DATA LISTING

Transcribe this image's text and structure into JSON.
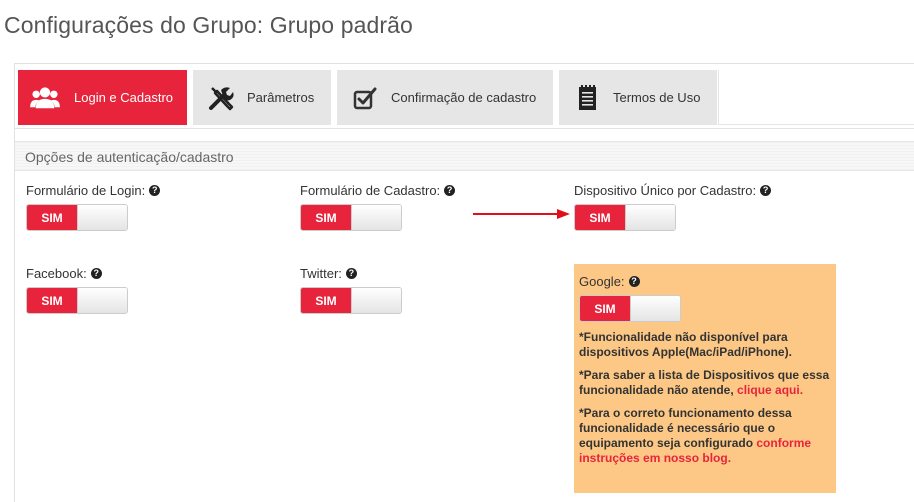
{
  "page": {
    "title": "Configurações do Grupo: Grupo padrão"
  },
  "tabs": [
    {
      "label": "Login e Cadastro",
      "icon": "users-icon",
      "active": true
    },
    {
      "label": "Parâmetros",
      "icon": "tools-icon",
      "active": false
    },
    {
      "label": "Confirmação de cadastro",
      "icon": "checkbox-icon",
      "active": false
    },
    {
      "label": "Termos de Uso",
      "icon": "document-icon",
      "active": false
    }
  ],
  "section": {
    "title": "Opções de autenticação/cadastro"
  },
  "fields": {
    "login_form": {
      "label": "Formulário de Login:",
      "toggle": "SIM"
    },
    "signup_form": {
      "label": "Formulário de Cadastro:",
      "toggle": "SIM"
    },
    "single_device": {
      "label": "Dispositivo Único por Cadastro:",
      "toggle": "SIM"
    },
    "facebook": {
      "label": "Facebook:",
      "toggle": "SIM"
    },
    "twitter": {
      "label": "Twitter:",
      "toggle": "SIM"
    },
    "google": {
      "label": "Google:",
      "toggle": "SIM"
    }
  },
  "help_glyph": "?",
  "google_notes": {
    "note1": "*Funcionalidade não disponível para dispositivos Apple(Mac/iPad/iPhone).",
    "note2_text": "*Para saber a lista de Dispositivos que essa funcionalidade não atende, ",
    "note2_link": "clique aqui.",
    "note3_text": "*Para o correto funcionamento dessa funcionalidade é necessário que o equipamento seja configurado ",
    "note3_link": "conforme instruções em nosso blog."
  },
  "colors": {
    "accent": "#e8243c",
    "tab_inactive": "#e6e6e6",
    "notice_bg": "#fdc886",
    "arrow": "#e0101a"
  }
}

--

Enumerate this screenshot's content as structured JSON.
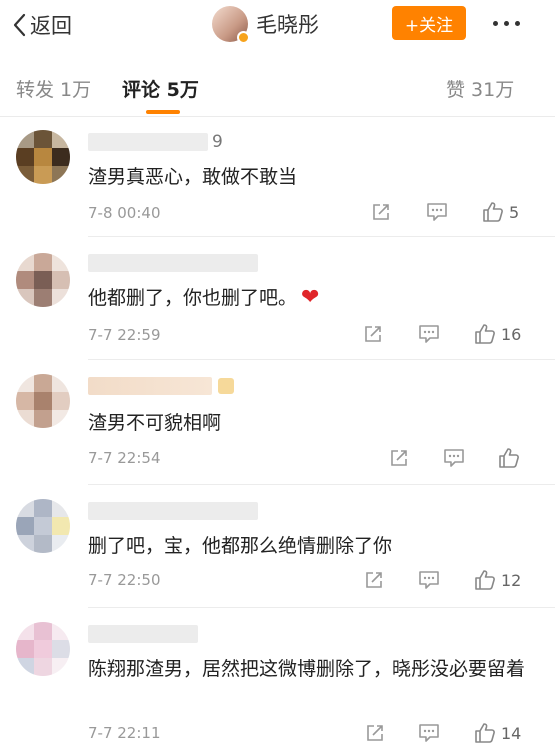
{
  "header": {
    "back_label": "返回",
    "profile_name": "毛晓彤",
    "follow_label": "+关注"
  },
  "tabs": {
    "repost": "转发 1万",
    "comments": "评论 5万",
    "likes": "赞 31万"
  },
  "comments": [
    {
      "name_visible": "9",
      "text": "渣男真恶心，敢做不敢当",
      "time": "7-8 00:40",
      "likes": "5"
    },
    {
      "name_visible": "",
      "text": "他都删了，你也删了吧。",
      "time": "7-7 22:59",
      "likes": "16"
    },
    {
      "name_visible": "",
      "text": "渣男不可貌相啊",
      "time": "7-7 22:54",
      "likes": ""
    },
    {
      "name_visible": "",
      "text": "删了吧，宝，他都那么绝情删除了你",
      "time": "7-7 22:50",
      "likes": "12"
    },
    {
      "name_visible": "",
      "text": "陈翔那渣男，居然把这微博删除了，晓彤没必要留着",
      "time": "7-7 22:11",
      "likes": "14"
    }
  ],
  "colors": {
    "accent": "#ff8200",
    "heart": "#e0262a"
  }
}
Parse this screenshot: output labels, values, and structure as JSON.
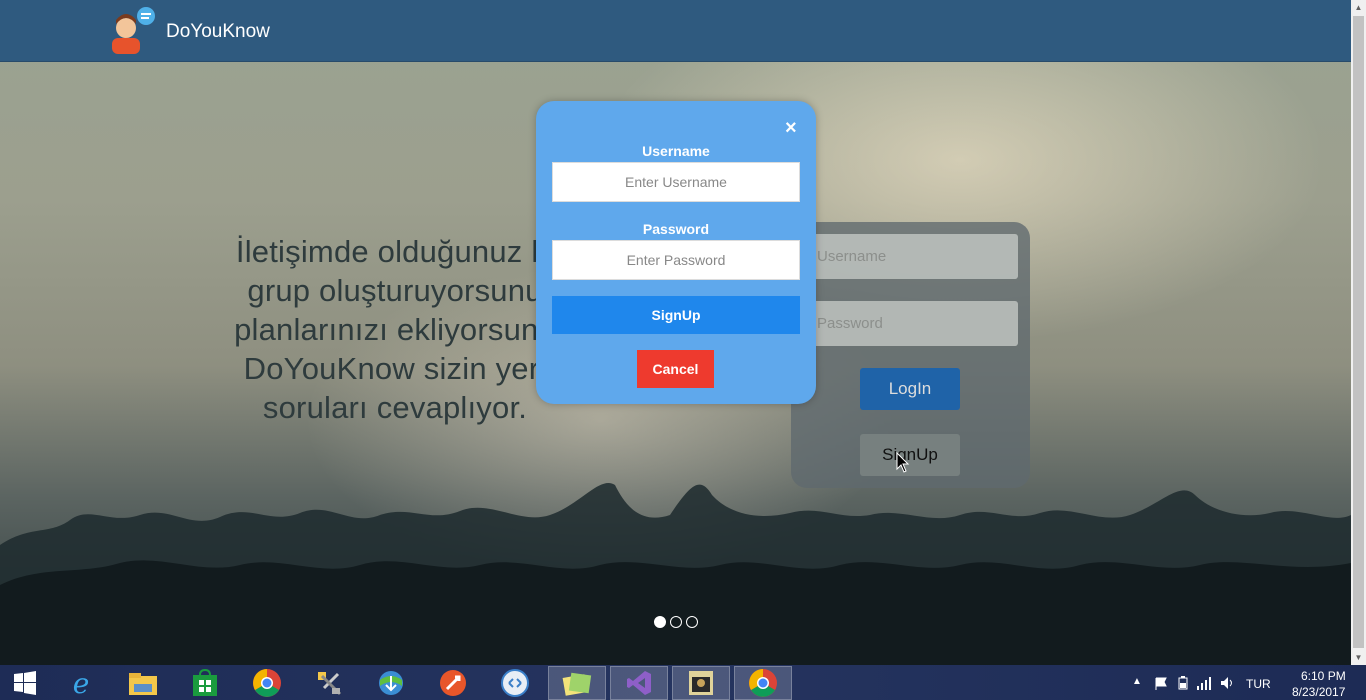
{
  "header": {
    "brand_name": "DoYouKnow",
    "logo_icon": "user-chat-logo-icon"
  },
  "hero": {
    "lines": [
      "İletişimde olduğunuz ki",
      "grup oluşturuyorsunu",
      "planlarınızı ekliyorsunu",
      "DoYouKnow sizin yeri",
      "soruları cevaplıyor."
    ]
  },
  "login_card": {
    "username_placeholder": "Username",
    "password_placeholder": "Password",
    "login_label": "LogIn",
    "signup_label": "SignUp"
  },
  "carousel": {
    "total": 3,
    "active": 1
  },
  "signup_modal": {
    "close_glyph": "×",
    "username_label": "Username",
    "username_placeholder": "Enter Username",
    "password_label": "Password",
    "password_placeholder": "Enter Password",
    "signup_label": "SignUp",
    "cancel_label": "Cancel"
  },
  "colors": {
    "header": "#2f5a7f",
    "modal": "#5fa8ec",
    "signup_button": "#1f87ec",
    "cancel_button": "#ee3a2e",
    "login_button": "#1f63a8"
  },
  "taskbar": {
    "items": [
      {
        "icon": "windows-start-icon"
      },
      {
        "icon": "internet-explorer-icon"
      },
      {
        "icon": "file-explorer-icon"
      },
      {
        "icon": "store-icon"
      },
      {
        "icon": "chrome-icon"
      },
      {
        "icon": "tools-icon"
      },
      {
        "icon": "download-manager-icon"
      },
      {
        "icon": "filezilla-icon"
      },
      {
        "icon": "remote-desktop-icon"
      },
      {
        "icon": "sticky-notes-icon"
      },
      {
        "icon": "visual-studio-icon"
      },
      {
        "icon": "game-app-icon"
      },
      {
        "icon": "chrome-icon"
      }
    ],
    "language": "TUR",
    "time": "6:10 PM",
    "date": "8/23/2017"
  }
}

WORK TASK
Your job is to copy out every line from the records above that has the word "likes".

RESPONSE TO THE TASK
    "likes": "赞 31万"
      "likes": "5"
      "likes": "16"
      "likes": ""
      "likes": "12"
      "likes": "14"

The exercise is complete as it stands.